Original Name : English Setter
Type : Braccoid
Other Names : Laverack, Setter
Male size : 25½-26¾ inches
Female size : 24-25½ inches
Degree of grooming :
Countries of origin : United Kingdom
English Setters are peak performance dogs that always step up to the plate whether in competition or on the hunt. Wickedly active and highly skilled hunters, they are exceptionally friendly animals with a very gentle character.
Carried high, long, reasonably lean.
Moderate length, short, level back, broad, strong, muscular loins that are slightly arched, deep chest between the shoulders.
Black and white (blue belton), orange and white (orange belton), lemon and white (lemon belton), brown and white (liver belton) or tricolor, that is: blue belton and tan or liver belton and tan, always without heavy patches on the body.
Medium length, set low, hanging against the cheeks, forming neat folds.
Medium length, not reaching farther than the hock, slightly curved or scimitar-shaped but not upwards, flag or feathering hanging in long flakes.
Slightly wavy, long and silky from the back of the head to the ears; breeches and front legs well feathered almost down to the feet.
English Setters are medium-sized dogs that are elegant in appearance and movement, which has helped the breed win over newbies and purists alike.Developed in England as the Setting Spaniel as early as the 14th century by hunters that needed a pointer for game birds, selection really got going in the 19th century thanks to the efforts of two men. Edward Laverack (1800-1877) is considered to be the father of the breed, while Richard Purcell Llewellin (1840-1925) specialized in a separate line known as the Llewellin Setter.
The word Belton, which is used to describe the English Setter’s distinctive speckled coat, was coined by Edward Laverack, who was one of the fathers of the breed.
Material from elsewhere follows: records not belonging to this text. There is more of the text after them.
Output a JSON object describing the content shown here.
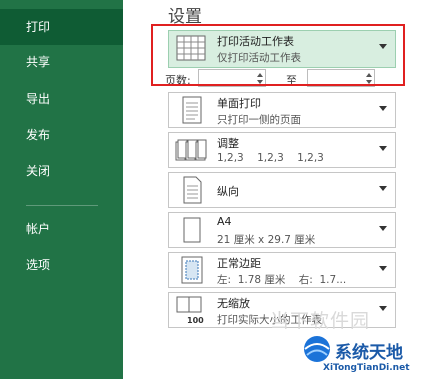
{
  "sidebar": {
    "items": [
      {
        "label": "打印",
        "active": true
      },
      {
        "label": "共享"
      },
      {
        "label": "导出"
      },
      {
        "label": "发布"
      },
      {
        "label": "关闭"
      },
      {
        "label": "帐户"
      },
      {
        "label": "选项"
      }
    ]
  },
  "main": {
    "title": "设置",
    "scope": {
      "label": "打印活动工作表",
      "sublabel": "仅打印活动工作表",
      "icon": "sheet-grid-icon"
    },
    "pages": {
      "from_label": "页数:",
      "to_label": "至",
      "from_value": "",
      "to_value": ""
    },
    "sides": {
      "label": "单面打印",
      "sublabel": "只打印一侧的页面",
      "icon": "single-page-icon"
    },
    "collate": {
      "label": "调整",
      "sublabel": "1,2,3    1,2,3    1,2,3",
      "icon": "collate-icon"
    },
    "orientation": {
      "label": "纵向",
      "icon": "portrait-icon"
    },
    "paper": {
      "label": "A4",
      "sublabel": "21 厘米 x 29.7 厘米",
      "icon": "paper-icon"
    },
    "margins": {
      "label": "正常边距",
      "sublabel": "左:  1.78 厘米    右:  1.7...",
      "icon": "margins-icon"
    },
    "scaling": {
      "label": "无缩放",
      "sublabel": "打印实际大小的工作表",
      "icon": "scale-100-icon",
      "icon_text": "100"
    }
  },
  "watermark": {
    "text": "当下软件园",
    "brand": "系统天地",
    "url": "XiTongTianDi.net"
  },
  "colors": {
    "sidebar": "#217346",
    "sidebar_active": "#0f5c34",
    "highlight": "#d8eee0",
    "callout": "#e02020"
  }
}
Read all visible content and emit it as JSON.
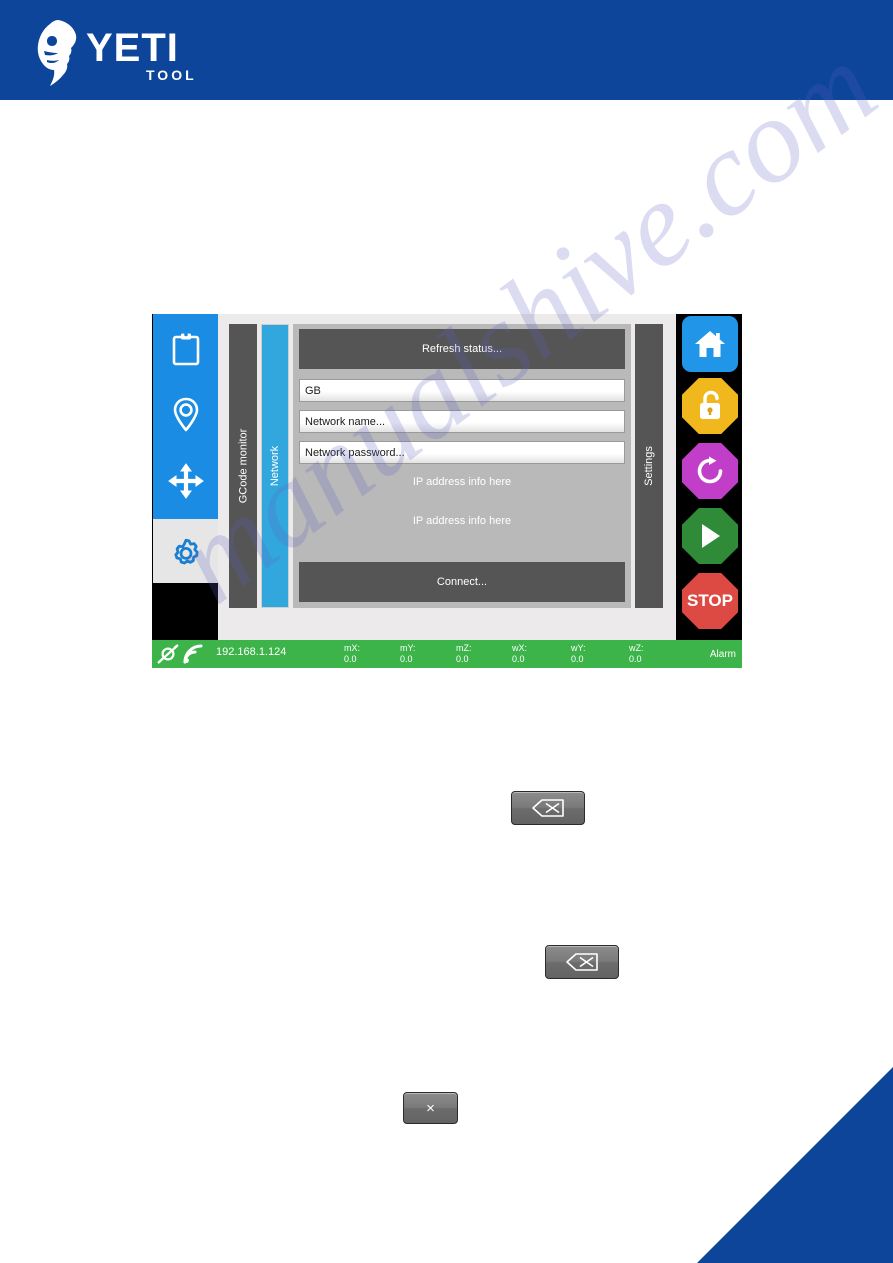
{
  "header": {
    "brand_name": "YETI",
    "brand_sub": "TOOL",
    "brand_color": "#0d459b",
    "logo_icon": "yeti-head-icon"
  },
  "device_screen": {
    "sidebar": {
      "items": [
        {
          "name": "clipboard",
          "icon": "clipboard-icon",
          "selected": false
        },
        {
          "name": "location",
          "icon": "location-pin-icon",
          "selected": false
        },
        {
          "name": "move",
          "icon": "move-arrows-icon",
          "selected": false
        },
        {
          "name": "settings",
          "icon": "gear-icon",
          "selected": true
        }
      ],
      "active_color": "#1b8ce3",
      "selected_bg": "#e6e6e6"
    },
    "tabs": [
      {
        "label": "GCode monitor",
        "active": false,
        "color": "#555555"
      },
      {
        "label": "Network",
        "active": true,
        "color": "#32a7dd"
      },
      {
        "label": "Settings",
        "active": false,
        "color": "#555555"
      }
    ],
    "network_panel": {
      "refresh_button": "Refresh status...",
      "country_field": "GB",
      "network_name_placeholder": "Network name...",
      "network_password_placeholder": "Network password...",
      "ip_info_line_1": "IP address info here",
      "ip_info_line_2": "IP address info here",
      "connect_button": "Connect..."
    },
    "action_buttons": [
      {
        "name": "home",
        "icon": "home-icon",
        "label": "",
        "color": "#2196e8",
        "shape": "rounded-square"
      },
      {
        "name": "unlock",
        "icon": "unlock-icon",
        "label": "",
        "color": "#f0b81c",
        "shape": "octagon"
      },
      {
        "name": "reset",
        "icon": "refresh-icon",
        "label": "",
        "color": "#c13fc8",
        "shape": "octagon"
      },
      {
        "name": "play",
        "icon": "play-icon",
        "label": "",
        "color": "#2f8b38",
        "shape": "octagon"
      },
      {
        "name": "stop",
        "icon": "stop-icon",
        "label": "STOP",
        "color": "#dd4a43",
        "shape": "octagon"
      }
    ],
    "status_bar": {
      "background": "#3cb44a",
      "plug_icon": "plug-icon",
      "wifi_icon": "wifi-icon",
      "ip_address": "192.168.1.124",
      "coordinates": [
        {
          "label": "mX:",
          "value": "0.0"
        },
        {
          "label": "mY:",
          "value": "0.0"
        },
        {
          "label": "mZ:",
          "value": "0.0"
        },
        {
          "label": "wX:",
          "value": "0.0"
        },
        {
          "label": "wY:",
          "value": "0.0"
        },
        {
          "label": "wZ:",
          "value": "0.0"
        }
      ],
      "state": "Alarm"
    }
  },
  "inline_keys": [
    {
      "name": "backspace-key-1",
      "icon": "backspace-icon",
      "label": ""
    },
    {
      "name": "backspace-key-2",
      "icon": "backspace-icon",
      "label": ""
    },
    {
      "name": "close-key",
      "icon": "close-icon",
      "label": "×"
    }
  ],
  "watermark": {
    "text": "manualshive.com"
  }
}
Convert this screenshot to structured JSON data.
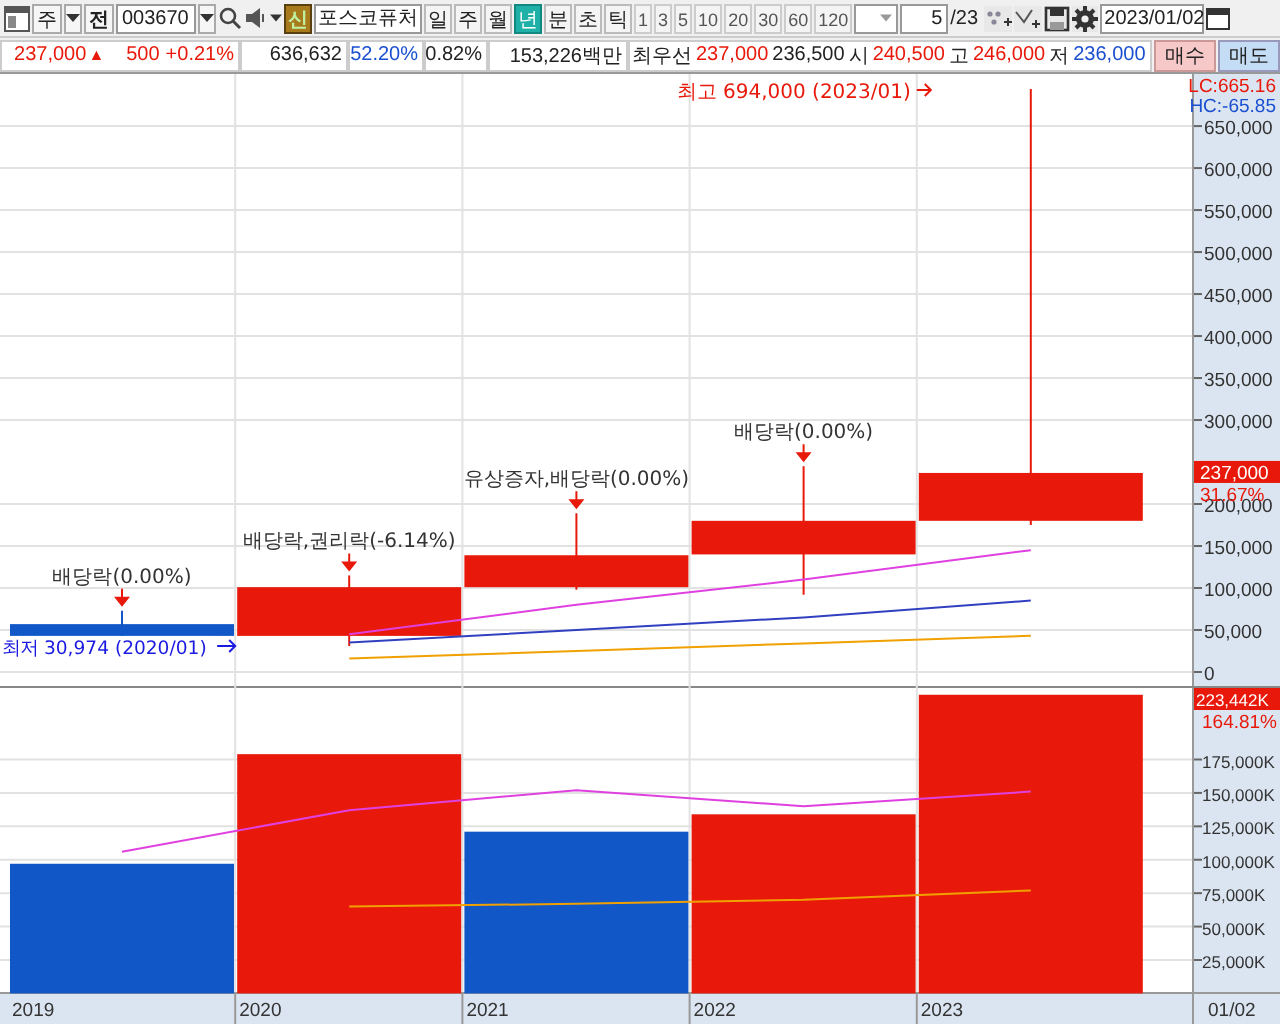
{
  "toolbar": {
    "market": "주",
    "market_button": "전",
    "code": "003670",
    "new_badge": "신",
    "name": "포스코퓨처",
    "periods": [
      {
        "label": "일",
        "selected": false
      },
      {
        "label": "주",
        "selected": false
      },
      {
        "label": "월",
        "selected": false
      },
      {
        "label": "년",
        "selected": true
      },
      {
        "label": "분",
        "selected": false
      },
      {
        "label": "초",
        "selected": false
      },
      {
        "label": "틱",
        "selected": false
      }
    ],
    "intervals": [
      "1",
      "3",
      "5",
      "10",
      "20",
      "30",
      "60",
      "120"
    ],
    "count": "5",
    "count_total": "/23",
    "date": "2023/01/02"
  },
  "quote": {
    "price": "237,000",
    "change_arrow": "▲",
    "change": "500",
    "change_rate": "+0.21%",
    "volume": "636,632",
    "volume_ratio": "52.20%",
    "turnover": "0.82%",
    "amount": "153,226백만",
    "best_label": "최우선",
    "ask": "237,000",
    "bid": "236,500",
    "open_label": "시",
    "open": "240,500",
    "high_label": "고",
    "high": "246,000",
    "low_label": "저",
    "low": "236,000",
    "buy": "매수",
    "sell": "매도"
  },
  "price_chart": {
    "lc": "LC:665.16",
    "hc": "HC:-65.85",
    "current_label": "237,000",
    "current_rate": "31.67%",
    "chart_data": {
      "type": "bar",
      "grid": true,
      "series": [
        {
          "type": "candlestick",
          "ohlc": [
            [
              57000,
              73000,
              42000,
              43000
            ],
            [
              43000,
              115000,
              30974,
              101000
            ],
            [
              101000,
              189000,
              98000,
              139000
            ],
            [
              140000,
              245000,
              92000,
              180000
            ],
            [
              180000,
              694000,
              175000,
              237000
            ]
          ]
        },
        {
          "type": "line",
          "color": "#e040e0",
          "values": [
            null,
            45000,
            80000,
            110000,
            145000
          ]
        },
        {
          "type": "line",
          "color": "#3040c0",
          "values": [
            null,
            35000,
            50000,
            65000,
            85000
          ]
        },
        {
          "type": "line",
          "color": "#f0a000",
          "values": [
            null,
            16000,
            25000,
            34000,
            43000
          ]
        }
      ],
      "ylim": [
        0,
        712000
      ],
      "yticks": [
        {
          "value": 0,
          "label": "0"
        },
        {
          "value": 50000,
          "label": "50,000"
        },
        {
          "value": 100000,
          "label": "100,000"
        },
        {
          "value": 150000,
          "label": "150,000"
        },
        {
          "value": 200000,
          "label": "200,000"
        },
        {
          "value": 300000,
          "label": "300,000"
        },
        {
          "value": 350000,
          "label": "350,000"
        },
        {
          "value": 400000,
          "label": "400,000"
        },
        {
          "value": 450000,
          "label": "450,000"
        },
        {
          "value": 500000,
          "label": "500,000"
        },
        {
          "value": 550000,
          "label": "550,000"
        },
        {
          "value": 600000,
          "label": "600,000"
        },
        {
          "value": 650000,
          "label": "650,000"
        }
      ],
      "annotations": [
        "배당락(0.00%)",
        "배당락,권리락(-6.14%)",
        "유상증자,배당락(0.00%)",
        "배당락(0.00%)",
        "최고 694,000 (2023/01)",
        "최저 30,974 (2020/01)"
      ]
    }
  },
  "volume_chart": {
    "current_label": "223,442K",
    "current_rate": "164.81%",
    "chart_data": {
      "type": "bar",
      "grid": true,
      "categories": [
        "2019",
        "2020",
        "2021",
        "2022",
        "2023"
      ],
      "series": [
        {
          "colors": [
            "#1157c8",
            "#e8190a",
            "#1157c8",
            "#e8190a",
            "#e8190a"
          ],
          "values": [
            97000,
            179000,
            121000,
            134000,
            223442
          ]
        },
        {
          "type": "line",
          "color": "#e040e0",
          "values": [
            106000,
            137000,
            152000,
            140000,
            151000
          ]
        },
        {
          "type": "line",
          "color": "#f0a000",
          "values": [
            null,
            65000,
            67000,
            70000,
            77000
          ]
        }
      ],
      "ylim": [
        0,
        230000
      ],
      "yticks": [
        {
          "value": 25000,
          "label": "25,000K"
        },
        {
          "value": 50000,
          "label": "50,000K"
        },
        {
          "value": 75000,
          "label": "75,000K"
        },
        {
          "value": 100000,
          "label": "100,000K"
        },
        {
          "value": 125000,
          "label": "125,000K"
        },
        {
          "value": 150000,
          "label": "150,000K"
        },
        {
          "value": 175000,
          "label": "175,000K"
        }
      ]
    }
  },
  "x_axis": {
    "right_label": "01/02"
  }
}
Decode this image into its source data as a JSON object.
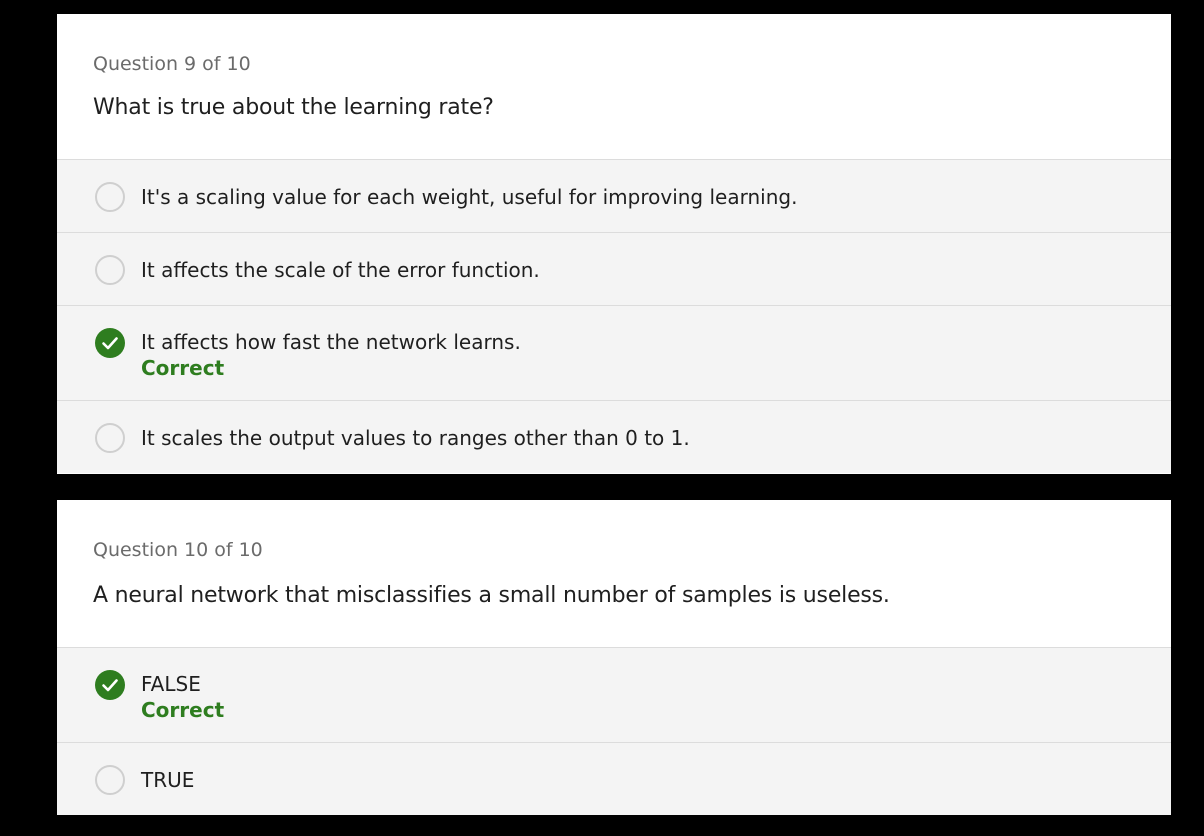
{
  "questions": [
    {
      "counter": "Question 9 of 10",
      "text": "What is true about the learning rate?",
      "options": [
        {
          "label": "It's a scaling value for each weight, useful for improving learning.",
          "selected": false,
          "feedback": ""
        },
        {
          "label": "It affects the scale of the error function.",
          "selected": false,
          "feedback": ""
        },
        {
          "label": "It affects how fast the network learns.",
          "selected": true,
          "feedback": "Correct"
        },
        {
          "label": "It scales the output values to ranges other than 0 to 1.",
          "selected": false,
          "feedback": ""
        }
      ]
    },
    {
      "counter": "Question 10 of 10",
      "text": "A neural network that misclassifies a small number of samples is useless.",
      "options": [
        {
          "label": "FALSE",
          "selected": true,
          "feedback": "Correct"
        },
        {
          "label": "TRUE",
          "selected": false,
          "feedback": ""
        }
      ]
    }
  ],
  "colors": {
    "background": "#000000",
    "card": "#ffffff",
    "option_bg": "#f4f4f4",
    "correct_green": "#2e7d1f",
    "radio_border": "#cfcfcf"
  },
  "icons": {
    "selected": "checkmark-circle-icon",
    "unselected": "radio-circle-icon"
  }
}
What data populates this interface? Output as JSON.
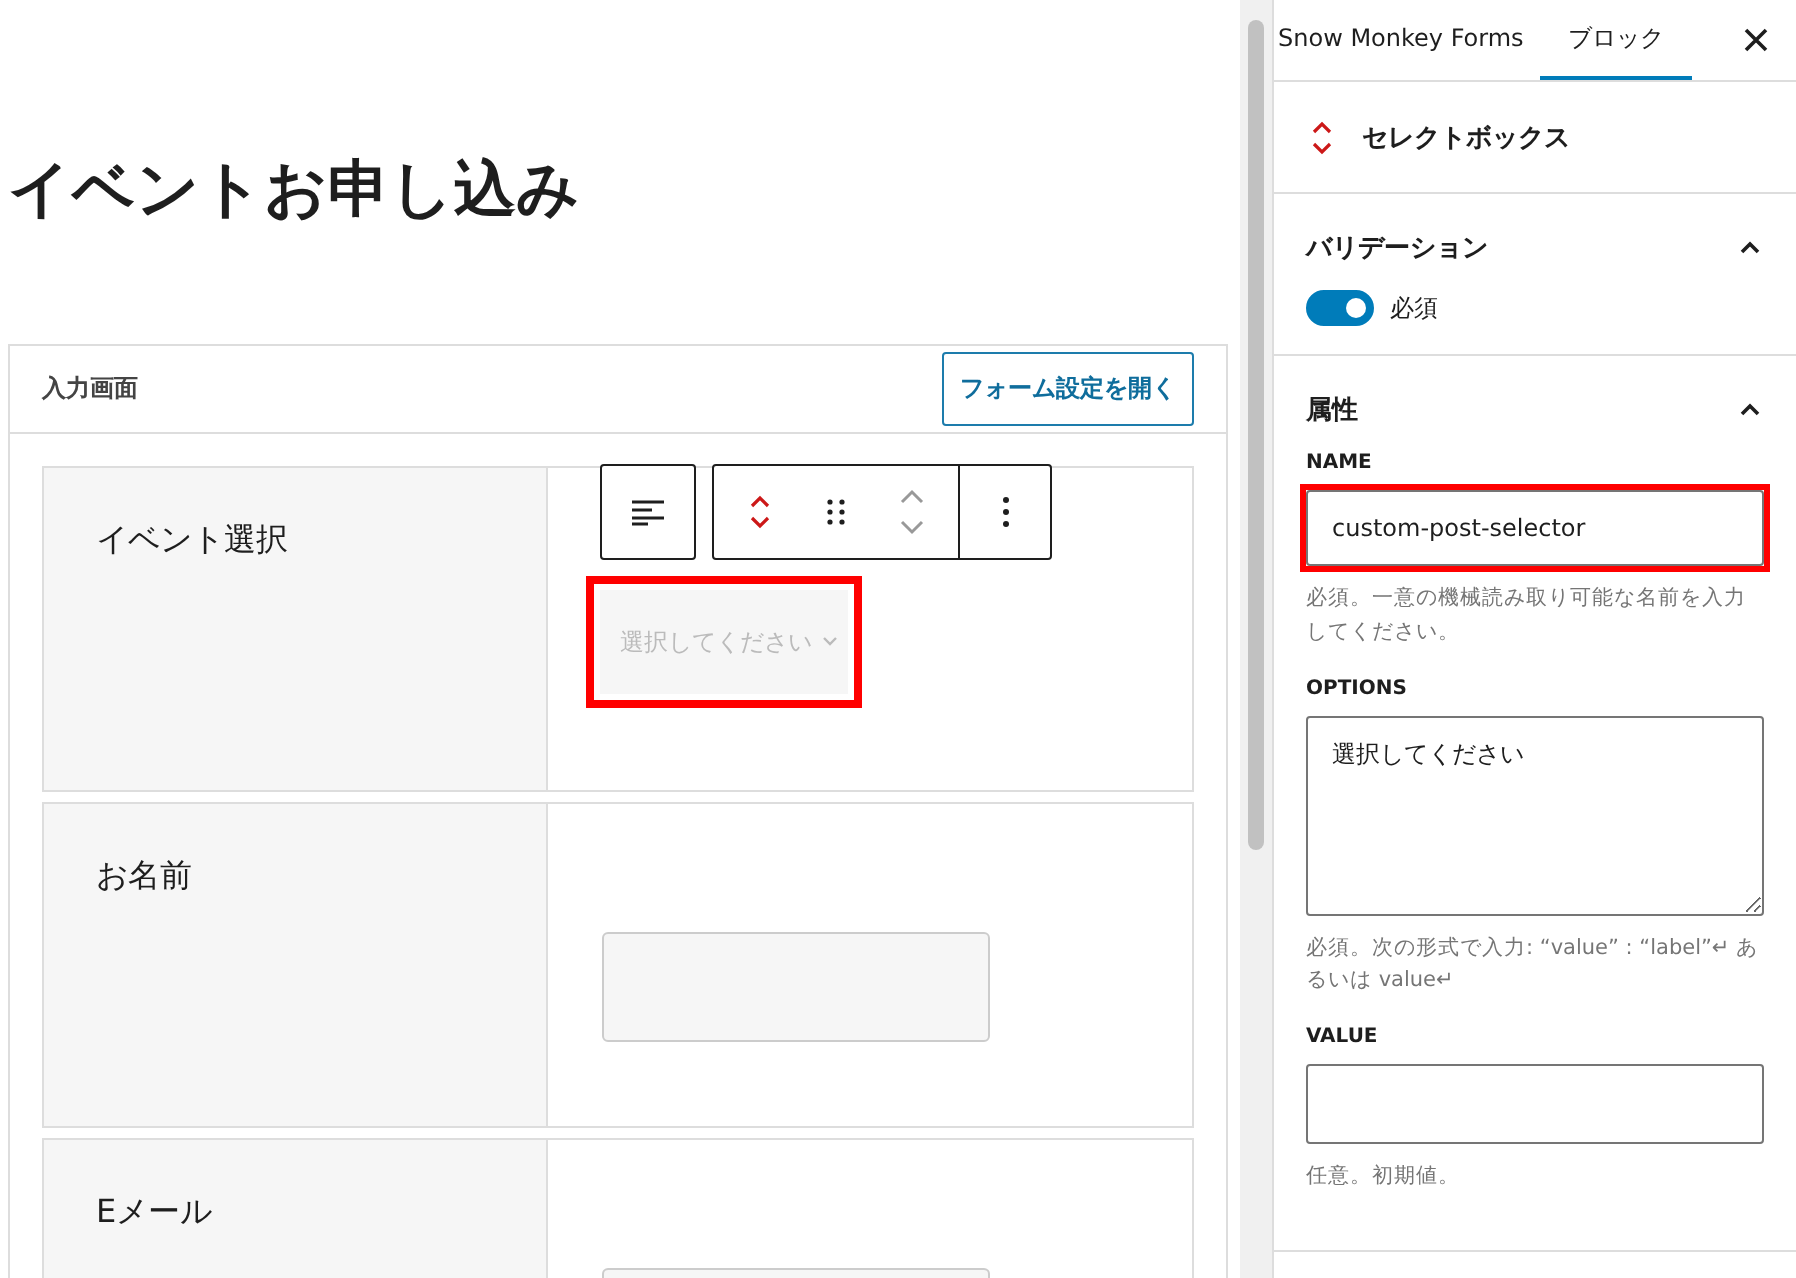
{
  "editor": {
    "title": "イベントお申し込み",
    "panel": {
      "title": "入力画面",
      "button": "フォーム設定を開く"
    },
    "fields": [
      {
        "label": "イベント選択",
        "kind": "select",
        "placeholder": "選択してください",
        "selected": true
      },
      {
        "label": "お名前",
        "kind": "text",
        "selected": false
      },
      {
        "label": "Eメール",
        "kind": "text",
        "selected": false
      }
    ]
  },
  "sidebar": {
    "tabs": [
      {
        "label": "Snow Monkey Forms",
        "selected": false
      },
      {
        "label": "ブロック",
        "selected": true
      }
    ],
    "block": {
      "name": "セレクトボックス"
    },
    "sections": [
      {
        "title": "バリデーション",
        "expanded": true,
        "toggles": [
          {
            "label": "必須",
            "on": true
          }
        ]
      },
      {
        "title": "属性",
        "expanded": true,
        "controls": [
          {
            "kind": "input",
            "label": "NAME",
            "value": "custom-post-selector",
            "highlighted": true,
            "help": "必須。一意の機械読み取り可能な名前を入力してください。"
          },
          {
            "kind": "textarea",
            "label": "OPTIONS",
            "value": "選択してください",
            "highlighted": false,
            "help": "必須。次の形式で入力: “value” : “label”↵ あるいは value↵"
          },
          {
            "kind": "input",
            "label": "VALUE",
            "highlighted": false,
            "help": "任意。初期値。"
          }
        ]
      }
    ]
  }
}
He wrote an important book about it in the late 19th century. Belton is a village in northeastern England, where Laverack was active.